[[ Material for this task, beginning ]]

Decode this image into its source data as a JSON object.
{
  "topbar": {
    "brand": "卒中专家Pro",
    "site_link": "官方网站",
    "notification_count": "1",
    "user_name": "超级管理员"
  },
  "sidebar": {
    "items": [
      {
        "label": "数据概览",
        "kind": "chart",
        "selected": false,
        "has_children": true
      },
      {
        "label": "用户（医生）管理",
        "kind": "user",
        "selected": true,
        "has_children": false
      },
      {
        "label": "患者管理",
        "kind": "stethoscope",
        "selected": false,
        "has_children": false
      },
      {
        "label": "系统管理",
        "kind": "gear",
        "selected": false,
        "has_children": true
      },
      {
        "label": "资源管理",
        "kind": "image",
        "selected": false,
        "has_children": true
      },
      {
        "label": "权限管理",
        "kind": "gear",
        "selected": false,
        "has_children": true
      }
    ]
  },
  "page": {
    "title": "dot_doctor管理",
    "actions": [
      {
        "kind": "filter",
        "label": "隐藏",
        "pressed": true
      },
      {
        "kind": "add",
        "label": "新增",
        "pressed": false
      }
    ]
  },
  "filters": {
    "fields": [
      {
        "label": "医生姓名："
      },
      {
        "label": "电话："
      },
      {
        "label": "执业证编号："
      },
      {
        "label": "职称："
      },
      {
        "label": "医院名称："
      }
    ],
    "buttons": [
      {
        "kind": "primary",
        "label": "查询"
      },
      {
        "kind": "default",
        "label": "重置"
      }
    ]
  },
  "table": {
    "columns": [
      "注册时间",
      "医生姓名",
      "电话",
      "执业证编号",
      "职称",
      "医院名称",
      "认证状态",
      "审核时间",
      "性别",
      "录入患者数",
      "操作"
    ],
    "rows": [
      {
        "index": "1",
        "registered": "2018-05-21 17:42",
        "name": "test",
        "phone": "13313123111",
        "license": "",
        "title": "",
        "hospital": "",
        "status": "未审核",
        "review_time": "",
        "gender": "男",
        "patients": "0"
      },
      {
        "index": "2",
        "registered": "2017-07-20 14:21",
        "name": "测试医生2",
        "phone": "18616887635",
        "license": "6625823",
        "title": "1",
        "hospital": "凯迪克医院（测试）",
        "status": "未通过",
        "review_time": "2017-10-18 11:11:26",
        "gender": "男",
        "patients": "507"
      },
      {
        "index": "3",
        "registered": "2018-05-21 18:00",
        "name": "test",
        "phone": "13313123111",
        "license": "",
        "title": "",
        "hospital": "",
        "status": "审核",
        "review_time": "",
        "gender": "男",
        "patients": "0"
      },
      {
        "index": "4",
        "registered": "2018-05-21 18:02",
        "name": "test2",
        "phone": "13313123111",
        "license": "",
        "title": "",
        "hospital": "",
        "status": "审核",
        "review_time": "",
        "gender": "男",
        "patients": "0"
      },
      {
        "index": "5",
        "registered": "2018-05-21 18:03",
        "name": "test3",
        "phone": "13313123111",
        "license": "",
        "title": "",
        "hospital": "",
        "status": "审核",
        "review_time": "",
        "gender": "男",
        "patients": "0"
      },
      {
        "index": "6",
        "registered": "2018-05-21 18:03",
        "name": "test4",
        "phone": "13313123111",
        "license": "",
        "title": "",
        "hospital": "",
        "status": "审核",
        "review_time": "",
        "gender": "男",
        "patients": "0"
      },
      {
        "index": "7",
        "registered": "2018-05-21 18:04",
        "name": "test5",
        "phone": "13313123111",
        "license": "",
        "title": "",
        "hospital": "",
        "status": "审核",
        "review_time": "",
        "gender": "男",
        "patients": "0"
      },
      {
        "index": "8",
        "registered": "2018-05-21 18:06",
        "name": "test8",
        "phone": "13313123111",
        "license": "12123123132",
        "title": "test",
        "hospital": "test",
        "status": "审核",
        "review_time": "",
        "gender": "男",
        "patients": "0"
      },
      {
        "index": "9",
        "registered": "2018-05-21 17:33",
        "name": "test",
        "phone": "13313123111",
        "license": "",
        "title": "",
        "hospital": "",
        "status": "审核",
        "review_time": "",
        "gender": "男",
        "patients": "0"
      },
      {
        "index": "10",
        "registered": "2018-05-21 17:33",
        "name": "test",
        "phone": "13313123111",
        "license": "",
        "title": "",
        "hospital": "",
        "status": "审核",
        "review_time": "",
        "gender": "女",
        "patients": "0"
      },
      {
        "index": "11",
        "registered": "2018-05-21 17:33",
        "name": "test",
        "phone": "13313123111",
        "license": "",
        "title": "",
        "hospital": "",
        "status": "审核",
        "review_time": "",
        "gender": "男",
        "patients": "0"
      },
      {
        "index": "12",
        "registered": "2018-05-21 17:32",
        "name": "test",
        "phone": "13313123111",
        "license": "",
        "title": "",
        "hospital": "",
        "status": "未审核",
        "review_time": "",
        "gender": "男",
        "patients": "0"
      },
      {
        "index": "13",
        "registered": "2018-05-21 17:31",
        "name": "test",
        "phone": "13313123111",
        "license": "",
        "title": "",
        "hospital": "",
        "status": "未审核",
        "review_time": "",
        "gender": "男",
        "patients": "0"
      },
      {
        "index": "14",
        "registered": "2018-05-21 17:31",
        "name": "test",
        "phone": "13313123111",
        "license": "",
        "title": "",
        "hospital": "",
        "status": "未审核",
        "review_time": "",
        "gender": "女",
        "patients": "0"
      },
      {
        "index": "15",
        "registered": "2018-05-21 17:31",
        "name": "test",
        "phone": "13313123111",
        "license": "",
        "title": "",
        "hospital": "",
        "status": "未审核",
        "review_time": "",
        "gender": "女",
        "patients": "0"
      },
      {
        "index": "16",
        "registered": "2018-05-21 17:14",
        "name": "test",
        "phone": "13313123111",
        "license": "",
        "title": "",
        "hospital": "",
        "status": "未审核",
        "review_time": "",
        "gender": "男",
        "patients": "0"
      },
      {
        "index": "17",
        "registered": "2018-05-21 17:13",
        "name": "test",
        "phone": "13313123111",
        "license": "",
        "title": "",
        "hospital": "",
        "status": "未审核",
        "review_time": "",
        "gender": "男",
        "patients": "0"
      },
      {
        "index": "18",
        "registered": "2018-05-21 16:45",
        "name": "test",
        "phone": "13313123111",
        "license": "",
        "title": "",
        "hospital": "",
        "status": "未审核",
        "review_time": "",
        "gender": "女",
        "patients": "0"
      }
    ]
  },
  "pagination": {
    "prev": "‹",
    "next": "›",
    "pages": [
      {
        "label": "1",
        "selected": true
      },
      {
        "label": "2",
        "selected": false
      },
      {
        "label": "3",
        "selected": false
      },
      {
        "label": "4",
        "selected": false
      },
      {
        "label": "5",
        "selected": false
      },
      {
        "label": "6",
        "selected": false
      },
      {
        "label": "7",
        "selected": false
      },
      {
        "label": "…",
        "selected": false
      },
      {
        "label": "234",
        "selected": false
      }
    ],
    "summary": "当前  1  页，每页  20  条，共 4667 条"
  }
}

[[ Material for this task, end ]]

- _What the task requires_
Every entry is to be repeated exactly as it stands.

- _Answer area_
Decode this image into its source data as a JSON object.
{
  "topbar": {
    "brand": "卒中专家Pro",
    "site_link": "官方网站",
    "notification_count": "1",
    "user_name": "超级管理员"
  },
  "sidebar": {
    "items": [
      {
        "label": "数据概览",
        "kind": "chart",
        "selected": false,
        "has_children": true
      },
      {
        "label": "用户（医生）管理",
        "kind": "user",
        "selected": true,
        "has_children": false
      },
      {
        "label": "患者管理",
        "kind": "stethoscope",
        "selected": false,
        "has_children": false
      },
      {
        "label": "系统管理",
        "kind": "gear",
        "selected": false,
        "has_children": true
      },
      {
        "label": "资源管理",
        "kind": "image",
        "selected": false,
        "has_children": true
      },
      {
        "label": "权限管理",
        "kind": "gear",
        "selected": false,
        "has_children": true
      }
    ]
  },
  "page": {
    "title": "dot_doctor管理",
    "actions": [
      {
        "kind": "filter",
        "label": "隐藏",
        "pressed": true
      },
      {
        "kind": "add",
        "label": "新增",
        "pressed": false
      }
    ]
  },
  "filters": {
    "fields": [
      {
        "label": "医生姓名："
      },
      {
        "label": "电话："
      },
      {
        "label": "执业证编号："
      },
      {
        "label": "职称："
      },
      {
        "label": "医院名称："
      }
    ],
    "buttons": [
      {
        "kind": "primary",
        "label": "查询"
      },
      {
        "kind": "default",
        "label": "重置"
      }
    ]
  },
  "table": {
    "columns": [
      "注册时间",
      "医生姓名",
      "电话",
      "执业证编号",
      "职称",
      "医院名称",
      "认证状态",
      "审核时间",
      "性别",
      "录入患者数",
      "操作"
    ],
    "rows": [
      {
        "index": "1",
        "registered": "2018-05-21 17:42",
        "name": "test",
        "phone": "13313123111",
        "license": "",
        "title": "",
        "hospital": "",
        "status": "未审核",
        "review_time": "",
        "gender": "男",
        "patients": "0"
      },
      {
        "index": "2",
        "registered": "2017-07-20 14:21",
        "name": "测试医生2",
        "phone": "18616887635",
        "license": "6625823",
        "title": "1",
        "hospital": "凯迪克医院（测试）",
        "status": "未通过",
        "review_time": "2017-10-18 11:11:26",
        "gender": "男",
        "patients": "507"
      },
      {
        "index": "3",
        "registered": "2018-05-21 18:00",
        "name": "test",
        "phone": "13313123111",
        "license": "",
        "title": "",
        "hospital": "",
        "status": "审核",
        "review_time": "",
        "gender": "男",
        "patients": "0"
      },
      {
        "index": "4",
        "registered": "2018-05-21 18:02",
        "name": "test2",
        "phone": "13313123111",
        "license": "",
        "title": "",
        "hospital": "",
        "status": "审核",
        "review_time": "",
        "gender": "男",
        "patients": "0"
      },
      {
        "index": "5",
        "registered": "2018-05-21 18:03",
        "name": "test3",
        "phone": "13313123111",
        "license": "",
        "title": "",
        "hospital": "",
        "status": "审核",
        "review_time": "",
        "gender": "男",
        "patients": "0"
      },
      {
        "index": "6",
        "registered": "2018-05-21 18:03",
        "name": "test4",
        "phone": "13313123111",
        "license": "",
        "title": "",
        "hospital": "",
        "status": "审核",
        "review_time": "",
        "gender": "男",
        "patients": "0"
      },
      {
        "index": "7",
        "registered": "2018-05-21 18:04",
        "name": "test5",
        "phone": "13313123111",
        "license": "",
        "title": "",
        "hospital": "",
        "status": "审核",
        "review_time": "",
        "gender": "男",
        "patients": "0"
      },
      {
        "index": "8",
        "registered": "2018-05-21 18:06",
        "name": "test8",
        "phone": "13313123111",
        "license": "12123123132",
        "title": "test",
        "hospital": "test",
        "status": "审核",
        "review_time": "",
        "gender": "男",
        "patients": "0"
      },
      {
        "index": "9",
        "registered": "2018-05-21 17:33",
        "name": "test",
        "phone": "13313123111",
        "license": "",
        "title": "",
        "hospital": "",
        "status": "审核",
        "review_time": "",
        "gender": "男",
        "patients": "0"
      },
      {
        "index": "10",
        "registered": "2018-05-21 17:33",
        "name": "test",
        "phone": "13313123111",
        "license": "",
        "title": "",
        "hospital": "",
        "status": "审核",
        "review_time": "",
        "gender": "女",
        "patients": "0"
      },
      {
        "index": "11",
        "registered": "2018-05-21 17:33",
        "name": "test",
        "phone": "13313123111",
        "license": "",
        "title": "",
        "hospital": "",
        "status": "审核",
        "review_time": "",
        "gender": "男",
        "patients": "0"
      },
      {
        "index": "12",
        "registered": "2018-05-21 17:32",
        "name": "test",
        "phone": "13313123111",
        "license": "",
        "title": "",
        "hospital": "",
        "status": "未审核",
        "review_time": "",
        "gender": "男",
        "patients": "0"
      },
      {
        "index": "13",
        "registered": "2018-05-21 17:31",
        "name": "test",
        "phone": "13313123111",
        "license": "",
        "title": "",
        "hospital": "",
        "status": "未审核",
        "review_time": "",
        "gender": "男",
        "patients": "0"
      },
      {
        "index": "14",
        "registered": "2018-05-21 17:31",
        "name": "test",
        "phone": "13313123111",
        "license": "",
        "title": "",
        "hospital": "",
        "status": "未审核",
        "review_time": "",
        "gender": "女",
        "patients": "0"
      },
      {
        "index": "15",
        "registered": "2018-05-21 17:31",
        "name": "test",
        "phone": "13313123111",
        "license": "",
        "title": "",
        "hospital": "",
        "status": "未审核",
        "review_time": "",
        "gender": "女",
        "patients": "0"
      },
      {
        "index": "16",
        "registered": "2018-05-21 17:14",
        "name": "test",
        "phone": "13313123111",
        "license": "",
        "title": "",
        "hospital": "",
        "status": "未审核",
        "review_time": "",
        "gender": "男",
        "patients": "0"
      },
      {
        "index": "17",
        "registered": "2018-05-21 17:13",
        "name": "test",
        "phone": "13313123111",
        "license": "",
        "title": "",
        "hospital": "",
        "status": "未审核",
        "review_time": "",
        "gender": "男",
        "patients": "0"
      },
      {
        "index": "18",
        "registered": "2018-05-21 16:45",
        "name": "test",
        "phone": "13313123111",
        "license": "",
        "title": "",
        "hospital": "",
        "status": "未审核",
        "review_time": "",
        "gender": "女",
        "patients": "0"
      }
    ]
  },
  "pagination": {
    "prev": "‹",
    "next": "›",
    "pages": [
      {
        "label": "1",
        "selected": true
      },
      {
        "label": "2",
        "selected": false
      },
      {
        "label": "3",
        "selected": false
      },
      {
        "label": "4",
        "selected": false
      },
      {
        "label": "5",
        "selected": false
      },
      {
        "label": "6",
        "selected": false
      },
      {
        "label": "7",
        "selected": false
      },
      {
        "label": "…",
        "selected": false
      },
      {
        "label": "234",
        "selected": false
      }
    ],
    "summary": "当前  1  页，每页  20  条，共 4667 条"
  }
}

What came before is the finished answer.